Element data from apps and pages:
☆ ☆ ☆
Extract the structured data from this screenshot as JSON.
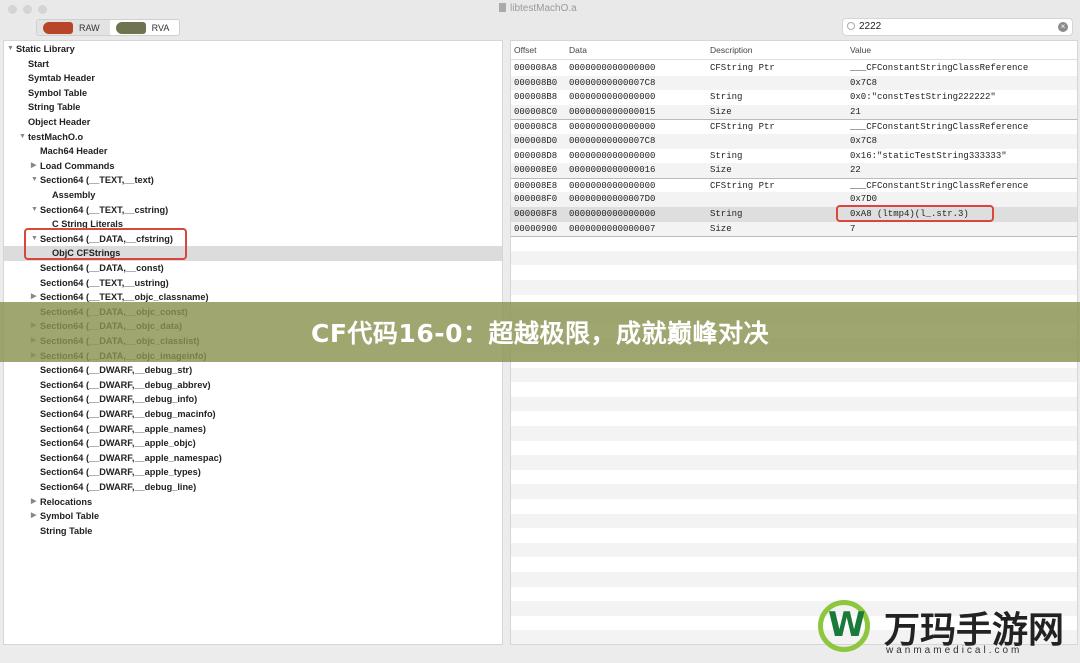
{
  "window": {
    "title": "libtestMachO.a"
  },
  "toolbar": {
    "raw_label": "RAW",
    "rva_label": "RVA",
    "colors": {
      "raw_thumb": "#b8452a",
      "rva_thumb": "#6f7350"
    }
  },
  "search": {
    "value": "2222",
    "icon": "search-icon",
    "clear_icon": "clear-icon"
  },
  "tree": [
    {
      "label": "Static Library",
      "level": 0,
      "disclosure": "open"
    },
    {
      "label": "Start",
      "level": 1,
      "disclosure": "none"
    },
    {
      "label": "Symtab Header",
      "level": 1,
      "disclosure": "none"
    },
    {
      "label": "Symbol Table",
      "level": 1,
      "disclosure": "none"
    },
    {
      "label": "String Table",
      "level": 1,
      "disclosure": "none"
    },
    {
      "label": "Object Header",
      "level": 1,
      "disclosure": "none"
    },
    {
      "label": "testMachO.o",
      "level": 1,
      "disclosure": "open"
    },
    {
      "label": "Mach64 Header",
      "level": 2,
      "disclosure": "none"
    },
    {
      "label": "Load Commands",
      "level": 2,
      "disclosure": "closed"
    },
    {
      "label": "Section64 (__TEXT,__text)",
      "level": 2,
      "disclosure": "open"
    },
    {
      "label": "Assembly",
      "level": 3,
      "disclosure": "none"
    },
    {
      "label": "Section64 (__TEXT,__cstring)",
      "level": 2,
      "disclosure": "open"
    },
    {
      "label": "C String Literals",
      "level": 3,
      "disclosure": "none"
    },
    {
      "label": "Section64 (__DATA,__cfstring)",
      "level": 2,
      "disclosure": "open"
    },
    {
      "label": "ObjC CFStrings",
      "level": 3,
      "disclosure": "none",
      "selected": true
    },
    {
      "label": "Section64 (__DATA,__const)",
      "level": 2,
      "disclosure": "none"
    },
    {
      "label": "Section64 (__TEXT,__ustring)",
      "level": 2,
      "disclosure": "none"
    },
    {
      "label": "Section64 (__TEXT,__objc_classname)",
      "level": 2,
      "disclosure": "closed"
    },
    {
      "label": "Section64 (__DATA,__objc_const)",
      "level": 2,
      "disclosure": "none"
    },
    {
      "label": "Section64 (__DATA,__objc_data)",
      "level": 2,
      "disclosure": "closed"
    },
    {
      "label": "Section64 (__DATA,__objc_classlist)",
      "level": 2,
      "disclosure": "closed"
    },
    {
      "label": "Section64 (__DATA,__objc_imageinfo)",
      "level": 2,
      "disclosure": "closed"
    },
    {
      "label": "Section64 (__DWARF,__debug_str)",
      "level": 2,
      "disclosure": "none"
    },
    {
      "label": "Section64 (__DWARF,__debug_abbrev)",
      "level": 2,
      "disclosure": "none"
    },
    {
      "label": "Section64 (__DWARF,__debug_info)",
      "level": 2,
      "disclosure": "none"
    },
    {
      "label": "Section64 (__DWARF,__debug_macinfo)",
      "level": 2,
      "disclosure": "none"
    },
    {
      "label": "Section64 (__DWARF,__apple_names)",
      "level": 2,
      "disclosure": "none"
    },
    {
      "label": "Section64 (__DWARF,__apple_objc)",
      "level": 2,
      "disclosure": "none"
    },
    {
      "label": "Section64 (__DWARF,__apple_namespac)",
      "level": 2,
      "disclosure": "none"
    },
    {
      "label": "Section64 (__DWARF,__apple_types)",
      "level": 2,
      "disclosure": "none"
    },
    {
      "label": "Section64 (__DWARF,__debug_line)",
      "level": 2,
      "disclosure": "none"
    },
    {
      "label": "Relocations",
      "level": 2,
      "disclosure": "closed"
    },
    {
      "label": "Symbol Table",
      "level": 2,
      "disclosure": "closed"
    },
    {
      "label": "String Table",
      "level": 2,
      "disclosure": "none"
    }
  ],
  "table": {
    "columns": [
      "Offset",
      "Data",
      "Description",
      "Value"
    ],
    "rows": [
      [
        "000008A8",
        "0000000000000000",
        "CFString Ptr",
        "___CFConstantStringClassReference"
      ],
      [
        "000008B0",
        "00000000000007C8",
        "",
        "0x7C8"
      ],
      [
        "000008B8",
        "0000000000000000",
        "String",
        "0x0:\"constTestString222222\""
      ],
      [
        "000008C0",
        "0000000000000015",
        "Size",
        "21"
      ],
      [
        "000008C8",
        "0000000000000000",
        "CFString Ptr",
        "___CFConstantStringClassReference"
      ],
      [
        "000008D0",
        "00000000000007C8",
        "",
        "0x7C8"
      ],
      [
        "000008D8",
        "0000000000000000",
        "String",
        "0x16:\"staticTestString333333\""
      ],
      [
        "000008E0",
        "0000000000000016",
        "Size",
        "22"
      ],
      [
        "000008E8",
        "0000000000000000",
        "CFString Ptr",
        "___CFConstantStringClassReference"
      ],
      [
        "000008F0",
        "00000000000007D0",
        "",
        "0x7D0"
      ],
      [
        "000008F8",
        "0000000000000000",
        "String",
        "0xA8 (ltmp4)(l_.str.3)"
      ],
      [
        "00000900",
        "0000000000000007",
        "Size",
        "7"
      ]
    ],
    "highlighted_row": 10
  },
  "banner": {
    "headline": "CF代码16-0：超越极限，成就巅峰对决"
  },
  "watermark": {
    "logo_text": "万玛手游网",
    "logo_subtext": "wanmamedical.com"
  },
  "colors": {
    "highlight_box": "#d9463a",
    "banner": "#8b9250",
    "selection": "#dcdcdc"
  }
}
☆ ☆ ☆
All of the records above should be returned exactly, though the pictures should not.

SOLUTION —
Extract the structured data from this screenshot as JSON.
{
  "window": {
    "title": "libtestMachO.a"
  },
  "toolbar": {
    "raw_label": "RAW",
    "rva_label": "RVA",
    "colors": {
      "raw_thumb": "#b8452a",
      "rva_thumb": "#6f7350"
    }
  },
  "search": {
    "value": "2222",
    "icon": "search-icon",
    "clear_icon": "clear-icon"
  },
  "tree": [
    {
      "label": "Static Library",
      "level": 0,
      "disclosure": "open"
    },
    {
      "label": "Start",
      "level": 1,
      "disclosure": "none"
    },
    {
      "label": "Symtab Header",
      "level": 1,
      "disclosure": "none"
    },
    {
      "label": "Symbol Table",
      "level": 1,
      "disclosure": "none"
    },
    {
      "label": "String Table",
      "level": 1,
      "disclosure": "none"
    },
    {
      "label": "Object Header",
      "level": 1,
      "disclosure": "none"
    },
    {
      "label": "testMachO.o",
      "level": 1,
      "disclosure": "open"
    },
    {
      "label": "Mach64 Header",
      "level": 2,
      "disclosure": "none"
    },
    {
      "label": "Load Commands",
      "level": 2,
      "disclosure": "closed"
    },
    {
      "label": "Section64 (__TEXT,__text)",
      "level": 2,
      "disclosure": "open"
    },
    {
      "label": "Assembly",
      "level": 3,
      "disclosure": "none"
    },
    {
      "label": "Section64 (__TEXT,__cstring)",
      "level": 2,
      "disclosure": "open"
    },
    {
      "label": "C String Literals",
      "level": 3,
      "disclosure": "none"
    },
    {
      "label": "Section64 (__DATA,__cfstring)",
      "level": 2,
      "disclosure": "open"
    },
    {
      "label": "ObjC CFStrings",
      "level": 3,
      "disclosure": "none",
      "selected": true
    },
    {
      "label": "Section64 (__DATA,__const)",
      "level": 2,
      "disclosure": "none"
    },
    {
      "label": "Section64 (__TEXT,__ustring)",
      "level": 2,
      "disclosure": "none"
    },
    {
      "label": "Section64 (__TEXT,__objc_classname)",
      "level": 2,
      "disclosure": "closed"
    },
    {
      "label": "Section64 (__DATA,__objc_const)",
      "level": 2,
      "disclosure": "none"
    },
    {
      "label": "Section64 (__DATA,__objc_data)",
      "level": 2,
      "disclosure": "closed"
    },
    {
      "label": "Section64 (__DATA,__objc_classlist)",
      "level": 2,
      "disclosure": "closed"
    },
    {
      "label": "Section64 (__DATA,__objc_imageinfo)",
      "level": 2,
      "disclosure": "closed"
    },
    {
      "label": "Section64 (__DWARF,__debug_str)",
      "level": 2,
      "disclosure": "none"
    },
    {
      "label": "Section64 (__DWARF,__debug_abbrev)",
      "level": 2,
      "disclosure": "none"
    },
    {
      "label": "Section64 (__DWARF,__debug_info)",
      "level": 2,
      "disclosure": "none"
    },
    {
      "label": "Section64 (__DWARF,__debug_macinfo)",
      "level": 2,
      "disclosure": "none"
    },
    {
      "label": "Section64 (__DWARF,__apple_names)",
      "level": 2,
      "disclosure": "none"
    },
    {
      "label": "Section64 (__DWARF,__apple_objc)",
      "level": 2,
      "disclosure": "none"
    },
    {
      "label": "Section64 (__DWARF,__apple_namespac)",
      "level": 2,
      "disclosure": "none"
    },
    {
      "label": "Section64 (__DWARF,__apple_types)",
      "level": 2,
      "disclosure": "none"
    },
    {
      "label": "Section64 (__DWARF,__debug_line)",
      "level": 2,
      "disclosure": "none"
    },
    {
      "label": "Relocations",
      "level": 2,
      "disclosure": "closed"
    },
    {
      "label": "Symbol Table",
      "level": 2,
      "disclosure": "closed"
    },
    {
      "label": "String Table",
      "level": 2,
      "disclosure": "none"
    }
  ],
  "table": {
    "columns": [
      "Offset",
      "Data",
      "Description",
      "Value"
    ],
    "rows": [
      [
        "000008A8",
        "0000000000000000",
        "CFString Ptr",
        "___CFConstantStringClassReference"
      ],
      [
        "000008B0",
        "00000000000007C8",
        "",
        "0x7C8"
      ],
      [
        "000008B8",
        "0000000000000000",
        "String",
        "0x0:\"constTestString222222\""
      ],
      [
        "000008C0",
        "0000000000000015",
        "Size",
        "21"
      ],
      [
        "000008C8",
        "0000000000000000",
        "CFString Ptr",
        "___CFConstantStringClassReference"
      ],
      [
        "000008D0",
        "00000000000007C8",
        "",
        "0x7C8"
      ],
      [
        "000008D8",
        "0000000000000000",
        "String",
        "0x16:\"staticTestString333333\""
      ],
      [
        "000008E0",
        "0000000000000016",
        "Size",
        "22"
      ],
      [
        "000008E8",
        "0000000000000000",
        "CFString Ptr",
        "___CFConstantStringClassReference"
      ],
      [
        "000008F0",
        "00000000000007D0",
        "",
        "0x7D0"
      ],
      [
        "000008F8",
        "0000000000000000",
        "String",
        "0xA8 (ltmp4)(l_.str.3)"
      ],
      [
        "00000900",
        "0000000000000007",
        "Size",
        "7"
      ]
    ],
    "highlighted_row": 10
  },
  "banner": {
    "headline": "CF代码16-0：超越极限，成就巅峰对决"
  },
  "watermark": {
    "logo_text": "万玛手游网",
    "logo_subtext": "wanmamedical.com"
  },
  "colors": {
    "highlight_box": "#d9463a",
    "banner": "#8b9250",
    "selection": "#dcdcdc"
  }
}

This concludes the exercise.